Data records for software interfaces
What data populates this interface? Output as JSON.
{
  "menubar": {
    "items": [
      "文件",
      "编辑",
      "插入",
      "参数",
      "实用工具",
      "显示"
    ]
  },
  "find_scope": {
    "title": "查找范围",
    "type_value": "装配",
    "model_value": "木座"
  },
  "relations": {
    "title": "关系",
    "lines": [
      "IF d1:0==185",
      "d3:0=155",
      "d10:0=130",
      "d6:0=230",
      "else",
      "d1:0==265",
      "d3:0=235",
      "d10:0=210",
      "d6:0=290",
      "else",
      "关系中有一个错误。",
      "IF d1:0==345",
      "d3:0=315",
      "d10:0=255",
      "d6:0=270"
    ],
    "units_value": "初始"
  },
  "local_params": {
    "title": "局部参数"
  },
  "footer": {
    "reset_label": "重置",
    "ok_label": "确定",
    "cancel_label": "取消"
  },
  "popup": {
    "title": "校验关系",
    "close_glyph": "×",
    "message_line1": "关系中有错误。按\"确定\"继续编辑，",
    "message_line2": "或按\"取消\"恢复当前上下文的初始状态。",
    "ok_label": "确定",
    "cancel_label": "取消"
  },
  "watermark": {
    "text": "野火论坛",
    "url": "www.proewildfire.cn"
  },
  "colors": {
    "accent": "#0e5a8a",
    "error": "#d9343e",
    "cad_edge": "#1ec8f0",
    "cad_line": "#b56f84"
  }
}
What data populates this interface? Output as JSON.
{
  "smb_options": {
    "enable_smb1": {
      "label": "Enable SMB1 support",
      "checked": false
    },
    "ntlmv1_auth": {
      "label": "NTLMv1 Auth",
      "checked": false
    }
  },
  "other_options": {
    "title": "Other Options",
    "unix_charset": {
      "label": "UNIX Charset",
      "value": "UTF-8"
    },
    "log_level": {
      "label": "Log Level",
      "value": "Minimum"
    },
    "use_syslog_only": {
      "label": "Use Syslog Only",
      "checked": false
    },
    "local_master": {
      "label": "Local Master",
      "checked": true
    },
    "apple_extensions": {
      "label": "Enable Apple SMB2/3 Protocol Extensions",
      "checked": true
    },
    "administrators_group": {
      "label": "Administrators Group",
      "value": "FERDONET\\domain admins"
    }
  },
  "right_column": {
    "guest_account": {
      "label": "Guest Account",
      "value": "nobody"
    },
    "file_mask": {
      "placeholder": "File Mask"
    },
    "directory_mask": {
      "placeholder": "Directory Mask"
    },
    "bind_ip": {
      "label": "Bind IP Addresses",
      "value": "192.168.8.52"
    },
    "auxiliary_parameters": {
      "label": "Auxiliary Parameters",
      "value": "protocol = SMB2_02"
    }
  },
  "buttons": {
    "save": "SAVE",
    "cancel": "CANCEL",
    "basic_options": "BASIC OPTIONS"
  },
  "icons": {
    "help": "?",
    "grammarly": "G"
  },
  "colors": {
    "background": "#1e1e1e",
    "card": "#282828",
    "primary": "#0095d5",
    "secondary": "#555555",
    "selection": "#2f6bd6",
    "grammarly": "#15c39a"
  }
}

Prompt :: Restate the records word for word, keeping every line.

Final answer ::
What data populates this interface? Output as JSON.
{
  "menubar": {
    "items": [
      "文件",
      "编辑",
      "插入",
      "参数",
      "实用工具",
      "显示"
    ]
  },
  "find_scope": {
    "title": "查找范围",
    "type_value": "装配",
    "model_value": "木座"
  },
  "relations": {
    "title": "关系",
    "lines": [
      "IF d1:0==185",
      "d3:0=155",
      "d10:0=130",
      "d6:0=230",
      "else",
      "d1:0==265",
      "d3:0=235",
      "d10:0=210",
      "d6:0=290",
      "else",
      "关系中有一个错误。",
      "IF d1:0==345",
      "d3:0=315",
      "d10:0=255",
      "d6:0=270"
    ],
    "units_value": "初始"
  },
  "local_params": {
    "title": "局部参数"
  },
  "footer": {
    "reset_label": "重置",
    "ok_label": "确定",
    "cancel_label": "取消"
  },
  "popup": {
    "title": "校验关系",
    "close_glyph": "×",
    "message_line1": "关系中有错误。按\"确定\"继续编辑，",
    "message_line2": "或按\"取消\"恢复当前上下文的初始状态。",
    "ok_label": "确定",
    "cancel_label": "取消"
  },
  "watermark": {
    "text": "野火论坛",
    "url": "www.proewildfire.cn"
  },
  "colors": {
    "accent": "#0e5a8a",
    "error": "#d9343e",
    "cad_edge": "#1ec8f0",
    "cad_line": "#b56f84"
  }
}
What data populates this interface? Output as JSON.
{
  "smb_options": {
    "enable_smb1": {
      "label": "Enable SMB1 support",
      "checked": false
    },
    "ntlmv1_auth": {
      "label": "NTLMv1 Auth",
      "checked": false
    }
  },
  "other_options": {
    "title": "Other Options",
    "unix_charset": {
      "label": "UNIX Charset",
      "value": "UTF-8"
    },
    "log_level": {
      "label": "Log Level",
      "value": "Minimum"
    },
    "use_syslog_only": {
      "label": "Use Syslog Only",
      "checked": false
    },
    "local_master": {
      "label": "Local Master",
      "checked": true
    },
    "apple_extensions": {
      "label": "Enable Apple SMB2/3 Protocol Extensions",
      "checked": true
    },
    "administrators_group": {
      "label": "Administrators Group",
      "value": "FERDONET\\domain admins"
    }
  },
  "right_column": {
    "guest_account": {
      "label": "Guest Account",
      "value": "nobody"
    },
    "file_mask": {
      "placeholder": "File Mask"
    },
    "directory_mask": {
      "placeholder": "Directory Mask"
    },
    "bind_ip": {
      "label": "Bind IP Addresses",
      "value": "192.168.8.52"
    },
    "auxiliary_parameters": {
      "label": "Auxiliary Parameters",
      "value": "protocol = SMB2_02"
    }
  },
  "buttons": {
    "save": "SAVE",
    "cancel": "CANCEL",
    "basic_options": "BASIC OPTIONS"
  },
  "icons": {
    "help": "?",
    "grammarly": "G"
  },
  "colors": {
    "background": "#1e1e1e",
    "card": "#282828",
    "primary": "#0095d5",
    "secondary": "#555555",
    "selection": "#2f6bd6",
    "grammarly": "#15c39a"
  }
}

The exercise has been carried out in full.